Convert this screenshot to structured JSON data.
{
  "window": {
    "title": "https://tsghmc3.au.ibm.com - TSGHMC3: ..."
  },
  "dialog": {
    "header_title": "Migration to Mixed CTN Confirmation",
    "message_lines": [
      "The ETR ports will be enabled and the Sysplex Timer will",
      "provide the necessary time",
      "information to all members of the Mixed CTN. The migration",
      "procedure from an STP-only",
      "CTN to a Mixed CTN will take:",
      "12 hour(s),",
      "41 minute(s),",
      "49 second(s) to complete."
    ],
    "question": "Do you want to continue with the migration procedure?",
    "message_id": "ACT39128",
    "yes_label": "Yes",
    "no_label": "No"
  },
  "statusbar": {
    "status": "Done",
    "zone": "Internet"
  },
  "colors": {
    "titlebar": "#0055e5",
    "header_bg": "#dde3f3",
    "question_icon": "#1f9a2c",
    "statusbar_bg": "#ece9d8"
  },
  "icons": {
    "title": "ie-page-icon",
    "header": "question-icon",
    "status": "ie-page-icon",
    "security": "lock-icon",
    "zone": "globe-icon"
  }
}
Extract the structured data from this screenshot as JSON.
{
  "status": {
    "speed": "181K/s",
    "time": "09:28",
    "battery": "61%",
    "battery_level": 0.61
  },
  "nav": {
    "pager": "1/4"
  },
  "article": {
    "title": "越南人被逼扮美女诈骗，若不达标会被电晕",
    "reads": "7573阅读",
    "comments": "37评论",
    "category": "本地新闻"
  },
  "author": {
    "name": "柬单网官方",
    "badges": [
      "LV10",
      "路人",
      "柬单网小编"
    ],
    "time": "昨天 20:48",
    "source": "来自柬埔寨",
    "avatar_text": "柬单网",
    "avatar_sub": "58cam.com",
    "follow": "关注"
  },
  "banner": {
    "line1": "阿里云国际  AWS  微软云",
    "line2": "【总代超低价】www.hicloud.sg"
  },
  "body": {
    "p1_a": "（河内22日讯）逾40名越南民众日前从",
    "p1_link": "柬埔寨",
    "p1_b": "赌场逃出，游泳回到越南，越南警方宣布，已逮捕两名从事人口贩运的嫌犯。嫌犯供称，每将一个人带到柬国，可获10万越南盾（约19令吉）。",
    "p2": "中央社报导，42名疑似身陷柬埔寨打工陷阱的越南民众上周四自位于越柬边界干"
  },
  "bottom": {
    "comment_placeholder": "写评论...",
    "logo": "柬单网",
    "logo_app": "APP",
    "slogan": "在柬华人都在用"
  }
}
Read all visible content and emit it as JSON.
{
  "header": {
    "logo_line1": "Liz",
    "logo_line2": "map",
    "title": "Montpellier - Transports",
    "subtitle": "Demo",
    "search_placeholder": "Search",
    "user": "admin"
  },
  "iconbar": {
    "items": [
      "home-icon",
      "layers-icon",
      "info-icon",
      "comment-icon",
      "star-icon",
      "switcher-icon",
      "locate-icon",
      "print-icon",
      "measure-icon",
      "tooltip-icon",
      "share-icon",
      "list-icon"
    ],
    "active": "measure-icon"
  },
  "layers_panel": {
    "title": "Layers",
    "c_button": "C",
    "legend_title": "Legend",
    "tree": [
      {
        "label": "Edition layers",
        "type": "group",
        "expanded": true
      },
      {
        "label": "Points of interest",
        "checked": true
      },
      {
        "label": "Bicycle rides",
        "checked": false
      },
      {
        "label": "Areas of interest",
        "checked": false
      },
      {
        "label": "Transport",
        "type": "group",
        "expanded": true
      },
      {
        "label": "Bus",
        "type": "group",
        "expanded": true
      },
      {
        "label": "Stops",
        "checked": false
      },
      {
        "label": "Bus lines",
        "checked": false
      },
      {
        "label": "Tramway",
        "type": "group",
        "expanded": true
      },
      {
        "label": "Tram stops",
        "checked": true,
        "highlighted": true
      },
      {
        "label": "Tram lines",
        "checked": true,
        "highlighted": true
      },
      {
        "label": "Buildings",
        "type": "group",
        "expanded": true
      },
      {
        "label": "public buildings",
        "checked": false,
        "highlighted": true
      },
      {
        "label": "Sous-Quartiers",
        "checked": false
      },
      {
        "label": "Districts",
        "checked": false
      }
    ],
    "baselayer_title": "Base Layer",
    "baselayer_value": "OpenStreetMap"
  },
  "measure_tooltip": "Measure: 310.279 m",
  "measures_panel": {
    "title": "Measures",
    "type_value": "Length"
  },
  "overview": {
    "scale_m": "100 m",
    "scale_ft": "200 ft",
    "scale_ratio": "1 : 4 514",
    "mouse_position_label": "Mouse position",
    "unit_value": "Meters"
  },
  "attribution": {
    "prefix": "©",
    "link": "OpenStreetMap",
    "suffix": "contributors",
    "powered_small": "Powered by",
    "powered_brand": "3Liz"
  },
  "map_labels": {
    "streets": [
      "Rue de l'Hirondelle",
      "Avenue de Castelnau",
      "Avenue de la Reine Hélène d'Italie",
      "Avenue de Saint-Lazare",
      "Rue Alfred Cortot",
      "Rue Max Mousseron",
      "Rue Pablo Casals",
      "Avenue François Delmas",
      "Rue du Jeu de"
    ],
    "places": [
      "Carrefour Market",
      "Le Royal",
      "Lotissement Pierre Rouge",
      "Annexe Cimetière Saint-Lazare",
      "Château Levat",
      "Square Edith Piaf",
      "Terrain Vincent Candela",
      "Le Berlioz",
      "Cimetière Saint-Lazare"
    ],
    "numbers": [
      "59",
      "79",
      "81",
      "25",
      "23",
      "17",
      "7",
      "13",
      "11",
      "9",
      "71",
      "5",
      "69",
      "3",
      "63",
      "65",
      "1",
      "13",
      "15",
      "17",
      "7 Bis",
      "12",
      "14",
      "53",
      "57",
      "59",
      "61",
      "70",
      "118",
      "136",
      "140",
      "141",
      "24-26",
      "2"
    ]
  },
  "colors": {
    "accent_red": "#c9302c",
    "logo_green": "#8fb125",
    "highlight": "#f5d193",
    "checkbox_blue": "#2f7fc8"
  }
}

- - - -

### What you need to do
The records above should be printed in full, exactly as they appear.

### Response box
Convert this screenshot to structured JSON data.
{
  "window": {
    "title": "https://tsghmc3.au.ibm.com - TSGHMC3: ..."
  },
  "dialog": {
    "header_title": "Migration to Mixed CTN Confirmation",
    "message_lines": [
      "The ETR ports will be enabled and the Sysplex Timer will",
      "provide the necessary time",
      "information to all members of the Mixed CTN. The migration",
      "procedure from an STP-only",
      "CTN to a Mixed CTN will take:",
      "12 hour(s),",
      "41 minute(s),",
      "49 second(s) to complete."
    ],
    "question": "Do you want to continue with the migration procedure?",
    "message_id": "ACT39128",
    "yes_label": "Yes",
    "no_label": "No"
  },
  "statusbar": {
    "status": "Done",
    "zone": "Internet"
  },
  "colors": {
    "titlebar": "#0055e5",
    "header_bg": "#dde3f3",
    "question_icon": "#1f9a2c",
    "statusbar_bg": "#ece9d8"
  },
  "icons": {
    "title": "ie-page-icon",
    "header": "question-icon",
    "status": "ie-page-icon",
    "security": "lock-icon",
    "zone": "globe-icon"
  }
}
Extract the structured data from this screenshot as JSON.
{
  "status": {
    "speed": "181K/s",
    "time": "09:28",
    "battery": "61%",
    "battery_level": 0.61
  },
  "nav": {
    "pager": "1/4"
  },
  "article": {
    "title": "越南人被逼扮美女诈骗，若不达标会被电晕",
    "reads": "7573阅读",
    "comments": "37评论",
    "category": "本地新闻"
  },
  "author": {
    "name": "柬单网官方",
    "badges": [
      "LV10",
      "路人",
      "柬单网小编"
    ],
    "time": "昨天 20:48",
    "source": "来自柬埔寨",
    "avatar_text": "柬单网",
    "avatar_sub": "58cam.com",
    "follow": "关注"
  },
  "banner": {
    "line1": "阿里云国际  AWS  微软云",
    "line2": "【总代超低价】www.hicloud.sg"
  },
  "body": {
    "p1_a": "（河内22日讯）逾40名越南民众日前从",
    "p1_link": "柬埔寨",
    "p1_b": "赌场逃出，游泳回到越南，越南警方宣布，已逮捕两名从事人口贩运的嫌犯。嫌犯供称，每将一个人带到柬国，可获10万越南盾（约19令吉）。",
    "p2": "中央社报导，42名疑似身陷柬埔寨打工陷阱的越南民众上周四自位于越柬边界干"
  },
  "bottom": {
    "comment_placeholder": "写评论...",
    "logo": "柬单网",
    "logo_app": "APP",
    "slogan": "在柬华人都在用"
  }
}
Read all visible content and emit it as JSON.
{
  "header": {
    "logo_line1": "Liz",
    "logo_line2": "map",
    "title": "Montpellier - Transports",
    "subtitle": "Demo",
    "search_placeholder": "Search",
    "user": "admin"
  },
  "iconbar": {
    "items": [
      "home-icon",
      "layers-icon",
      "info-icon",
      "comment-icon",
      "star-icon",
      "switcher-icon",
      "locate-icon",
      "print-icon",
      "measure-icon",
      "tooltip-icon",
      "share-icon",
      "list-icon"
    ],
    "active": "measure-icon"
  },
  "layers_panel": {
    "title": "Layers",
    "c_button": "C",
    "legend_title": "Legend",
    "tree": [
      {
        "label": "Edition layers",
        "type": "group",
        "expanded": true
      },
      {
        "label": "Points of interest",
        "checked": true
      },
      {
        "label": "Bicycle rides",
        "checked": false
      },
      {
        "label": "Areas of interest",
        "checked": false
      },
      {
        "label": "Transport",
        "type": "group",
        "expanded": true
      },
      {
        "label": "Bus",
        "type": "group",
        "expanded": true
      },
      {
        "label": "Stops",
        "checked": false
      },
      {
        "label": "Bus lines",
        "checked": false
      },
      {
        "label": "Tramway",
        "type": "group",
        "expanded": true
      },
      {
        "label": "Tram stops",
        "checked": true,
        "highlighted": true
      },
      {
        "label": "Tram lines",
        "checked": true,
        "highlighted": true
      },
      {
        "label": "Buildings",
        "type": "group",
        "expanded": true
      },
      {
        "label": "public buildings",
        "checked": false,
        "highlighted": true
      },
      {
        "label": "Sous-Quartiers",
        "checked": false
      },
      {
        "label": "Districts",
        "checked": false
      }
    ],
    "baselayer_title": "Base Layer",
    "baselayer_value": "OpenStreetMap"
  },
  "measure_tooltip": "Measure: 310.279 m",
  "measures_panel": {
    "title": "Measures",
    "type_value": "Length"
  },
  "overview": {
    "scale_m": "100 m",
    "scale_ft": "200 ft",
    "scale_ratio": "1 : 4 514",
    "mouse_position_label": "Mouse position",
    "unit_value": "Meters"
  },
  "attribution": {
    "prefix": "©",
    "link": "OpenStreetMap",
    "suffix": "contributors",
    "powered_small": "Powered by",
    "powered_brand": "3Liz"
  },
  "map_labels": {
    "streets": [
      "Rue de l'Hirondelle",
      "Avenue de Castelnau",
      "Avenue de la Reine Hélène d'Italie",
      "Avenue de Saint-Lazare",
      "Rue Alfred Cortot",
      "Rue Max Mousseron",
      "Rue Pablo Casals",
      "Avenue François Delmas",
      "Rue du Jeu de"
    ],
    "places": [
      "Carrefour Market",
      "Le Royal",
      "Lotissement Pierre Rouge",
      "Annexe Cimetière Saint-Lazare",
      "Château Levat",
      "Square Edith Piaf",
      "Terrain Vincent Candela",
      "Le Berlioz",
      "Cimetière Saint-Lazare"
    ],
    "numbers": [
      "59",
      "79",
      "81",
      "25",
      "23",
      "17",
      "7",
      "13",
      "11",
      "9",
      "71",
      "5",
      "69",
      "3",
      "63",
      "65",
      "1",
      "13",
      "15",
      "17",
      "7 Bis",
      "12",
      "14",
      "53",
      "57",
      "59",
      "61",
      "70",
      "118",
      "136",
      "140",
      "141",
      "24-26",
      "2"
    ]
  },
  "colors": {
    "accent_red": "#c9302c",
    "logo_green": "#8fb125",
    "highlight": "#f5d193",
    "checkbox_blue": "#2f7fc8"
  }
}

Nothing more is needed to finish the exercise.